An ombudsman has ordered advice firm Portafina to pay compensation after giving unsuitable advice on a pension transfer, despite the client acknowledging he was "insistent".
Portafina told the client, referred to as Mr C, the critical yield was unlikely to achieve a growth rate to match the guaranteed benefits of his occupational pension scheme and recommended against the transfer.
But Mr C still wanted to go ahead with the transfer to a self invested personal pension (Sipp) and Portafina agreed to help him if he completed an "insistent customer form".
As a result of the transfer, the client now has illiquid investments and is unable to take benefits from his pension, but the investments cannot be sold or exchanged for a cash sum without incurring a substantial financial loss.
Following a complaint to the Financial Ombudsman Service, it ruled the adviser had given poor advice and compensation should be made to the client to put him in position he would now be in if he hadn’t transferred.
David Ashley, an ombudsman at the Fos, said: "Our adjudicator asked Mr C what he would have done had everything been explained to him in understandable terms. Mr C has said he wouldn’t have made the same decision to transfer.
"Clearly, I need to treat his evidence with some caution given it’s said with the benefit of hindsight. But I think, ultimately, it came down to a choice of having a guaranteed income in retirement or a new conservatory.
"I accept that Mr C would likely have thought a new conservatory might have been nice to have. But it doesn’t appear that the adviser discussed Mr C’s reasons for not accepting the recommendations and advised that it just wasn’t a financially sensible decision to transfer given his circumstances and the risks of a significantly lower pension.

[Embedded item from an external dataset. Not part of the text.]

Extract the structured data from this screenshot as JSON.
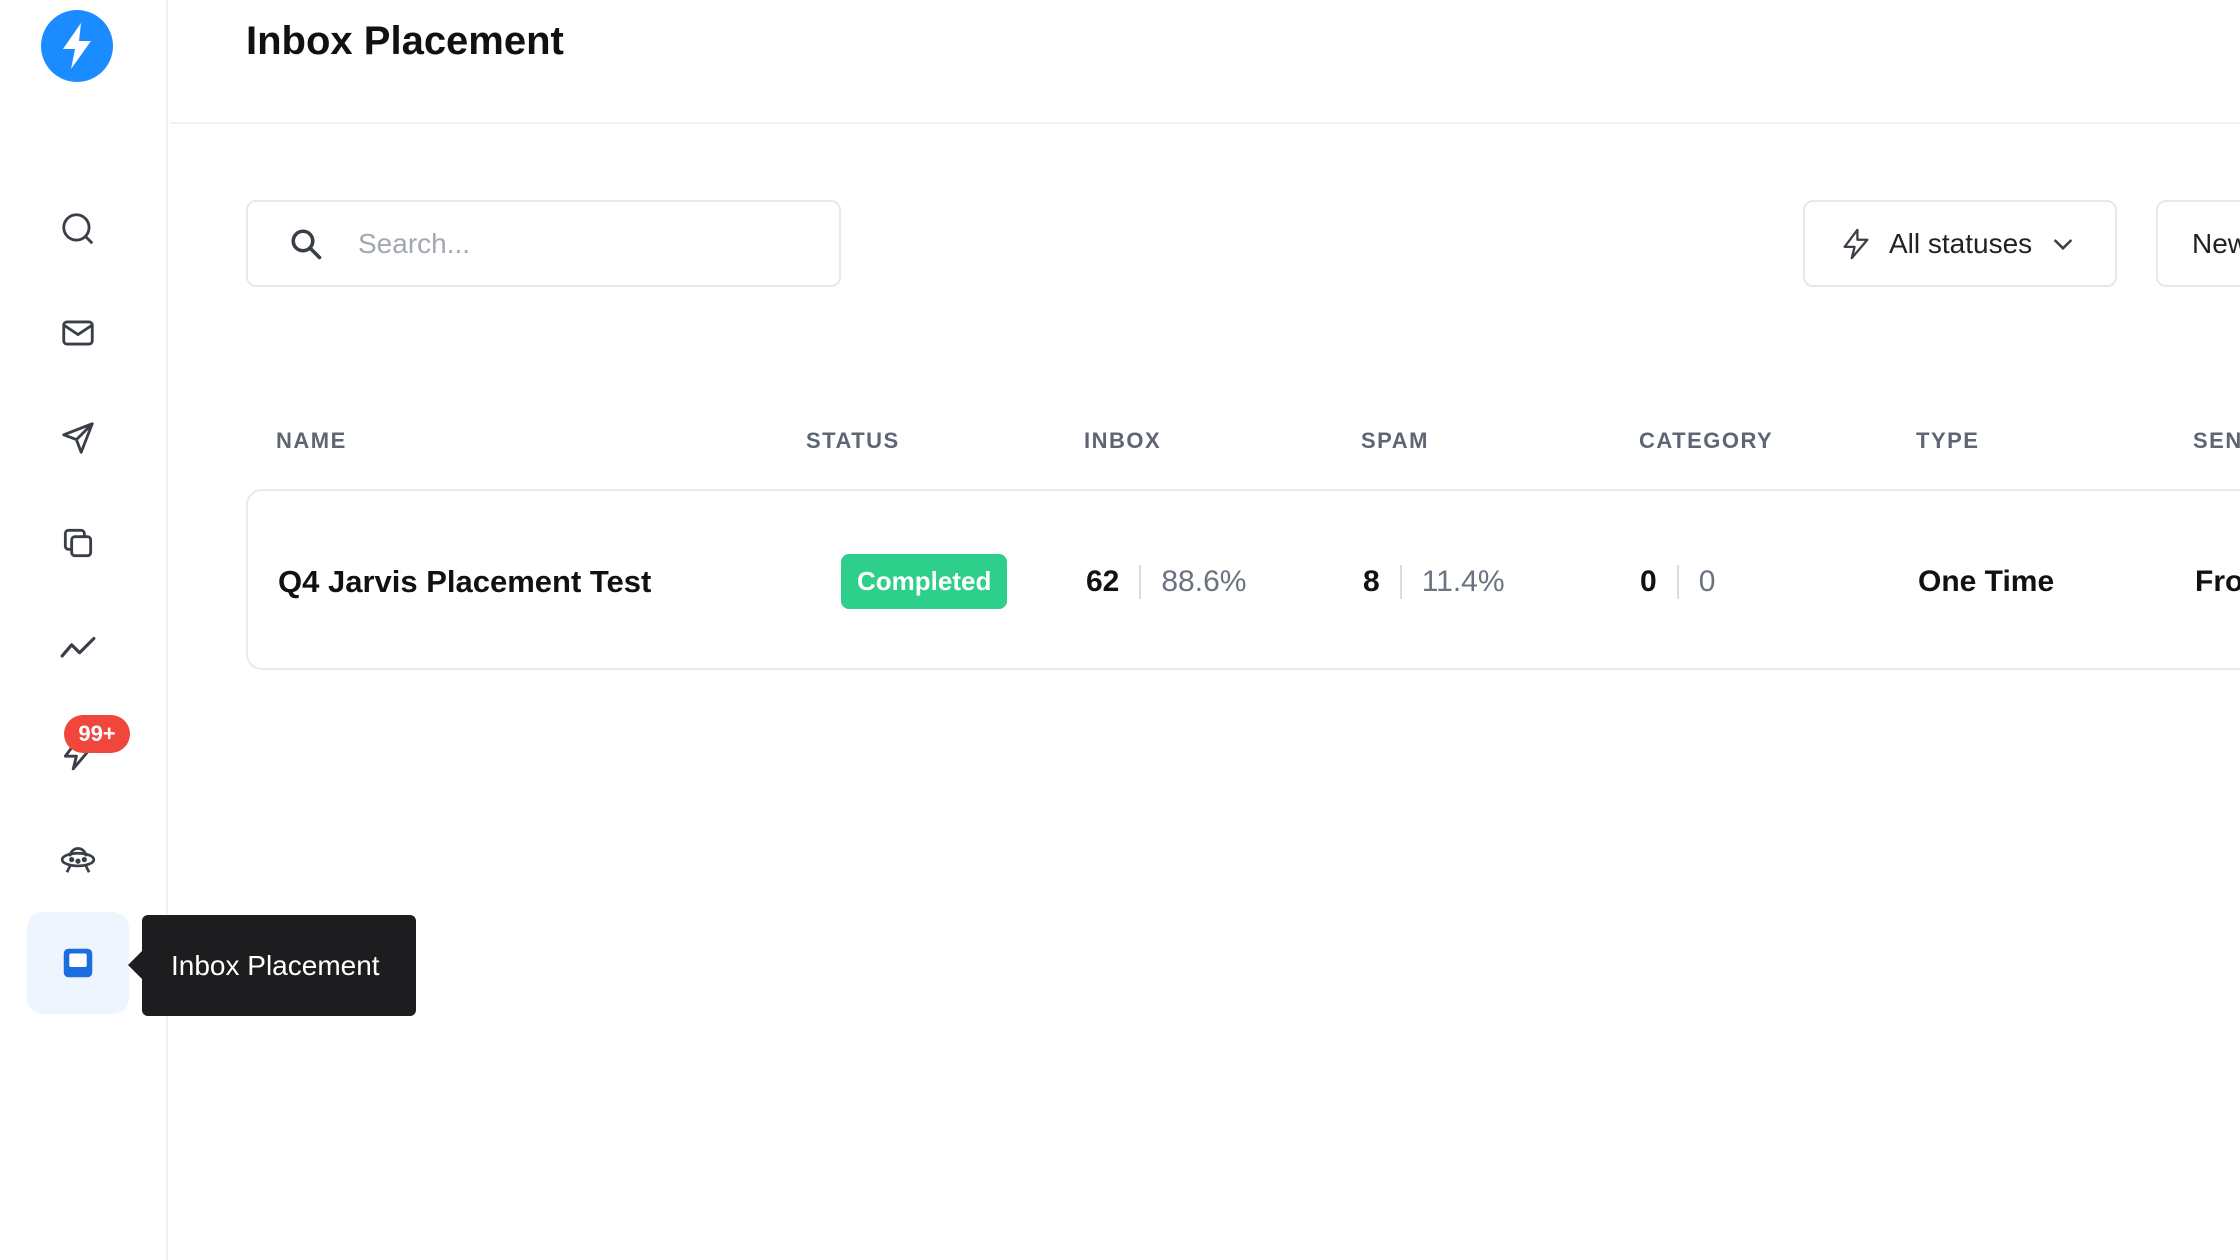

"Accordingly, I’m not persuaded that the transfer was suitable given Mr C’s circumstances, his moderately cautious attitude to risk and the critical yield required on the transfer value. And neither am I persuaded that Mr C would have insisted on the transfer if the adviser had discussed his reasons for insisting on it, explained his options in full and still recommended against it."
As well as a conservatory, Mr C wanted to access tax-free cash to build an emergency fund but wasn’t able to access his funds until the age of 65 so he chose to transfer his scheme to a Sipp to access a tax-free lump sum of £15,000.
The transfer value at the time was £63,000 and the critical yield required on the transfer value to match the benefits from the former scheme was 10.1 per cent, leading Portafina to tell the client that it was not in his best interests to transfer.
Portafina told Mr C if he still wanted to make the transfer, it could treat him as an "insistent" customer and that he would need to complete an insistent customer form which it included with its letter.